by Ted Ricasa on May 5, 2014
The federal estate tax, or “death tax”, is a tax on an estate that beneficiaries must pay when inheriting an estate. Instead of being paid out-of-pocket, the estate tax will be paid with money from the estate before the beneficiaries can receive it. Along with the federal estate tax, your state may also require an inheritance tax. As of 2013, only the value of the estate exceeding $5.25 million can be taxed, and that is at a maximum tax rate of 40%. Many people would like to know what they can do the reduce the amount of estate tax deducted from the their estate. Fortunately, there are a number of deductions available to ensure your beneficiaries inherit more from your estate.
Reducing Estate Tax
Remember, the laws will vary form state to state. You will need to consult with experts in your area before applying any of these deductions. Below, we’ve listed five common ways you can reduce the estate tax. If you have any questions or concerns, please don’t hesitate to consult the tax experts or our friendly and knowledgeable staff at Fast Home Help.
5. Losses During Estate Administration: Should you estate accrue any losses during the administration, they won’t count towards the estate tax.
4. Martial Deduction: This is one of the most popular methods for avoiding the estate tax. When the deceased leaves the entire estate to a surviving spouse, the property and assets are exempt from the federal estate tax.
3. Mortgages and Debt: Any mortgages or debts accumulated from your estate are exempt from the federal estate tax.
2. Administration Expenses of the Estate: Legal fees and other expenses that buildup during the processes of your estate will also be exempt from the federal estate tax.
1. Charitable Deductions: Should you decide to leave your estate to a qualifying charity, then your property and assets are free from the federal estate tax. Along with marital deduction, charitable deduction is one of the most common ways to remain exempt from the estate tax.
Finally, there is one last method of reducing the amount of your estate vulnerable to the federal estate tax. The federal government doesn’t tax gifts if they are $14,000 or less. Any amount above that number is taxable. To reduce the amount of an estate liable for the federal estate tax, many people give cash gifts to family members. Of course, not everyone prefers this method as it divides the assets. Some would rather a beneficiary receive the entire estate instead.

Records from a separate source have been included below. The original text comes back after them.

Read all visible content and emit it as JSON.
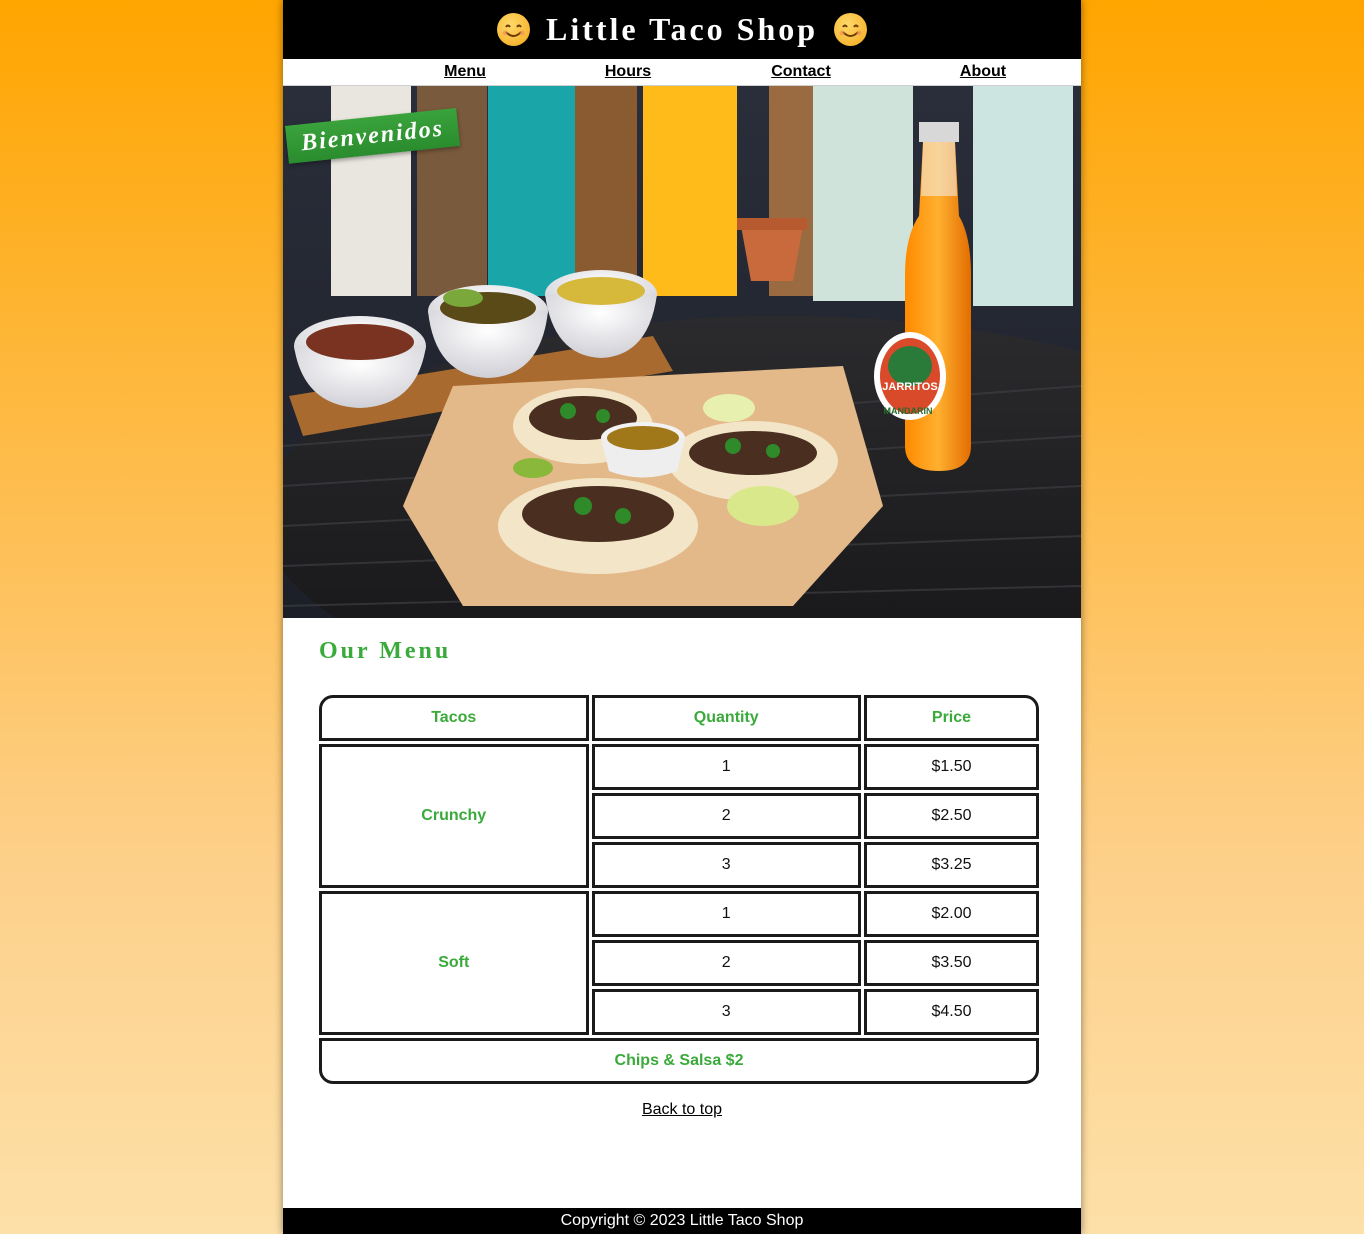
{
  "header": {
    "title": "Little Taco Shop",
    "emoji_icon": "smiling-face-emoji"
  },
  "nav": {
    "items": [
      {
        "label": "Menu"
      },
      {
        "label": "Hours"
      },
      {
        "label": "Contact"
      },
      {
        "label": "About"
      }
    ]
  },
  "hero": {
    "banner": "Bienvenidos",
    "bottle_label": "JARRITOS",
    "bottle_flavor": "MANDARIN"
  },
  "menu": {
    "title": "Our Menu",
    "headers": [
      "Tacos",
      "Quantity",
      "Price"
    ],
    "groups": [
      {
        "name": "Crunchy",
        "rows": [
          {
            "quantity": "1",
            "price": "$1.50"
          },
          {
            "quantity": "2",
            "price": "$2.50"
          },
          {
            "quantity": "3",
            "price": "$3.25"
          }
        ]
      },
      {
        "name": "Soft",
        "rows": [
          {
            "quantity": "1",
            "price": "$2.00"
          },
          {
            "quantity": "2",
            "price": "$3.50"
          },
          {
            "quantity": "3",
            "price": "$4.50"
          }
        ]
      }
    ],
    "footer_row": "Chips & Salsa $2"
  },
  "back_to_top": "Back to top",
  "footer": {
    "copyright": "Copyright © 2023 Little Taco Shop"
  },
  "colors": {
    "accent_green": "#3aaa3a",
    "background_orange": "#ffa500",
    "header_black": "#000000"
  }
}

Fortunately, with the simple methods we listed above, you can reduce the estate tax burden on your beneficiaries and ensure more of your estate remains intact when passed on to your loved ones.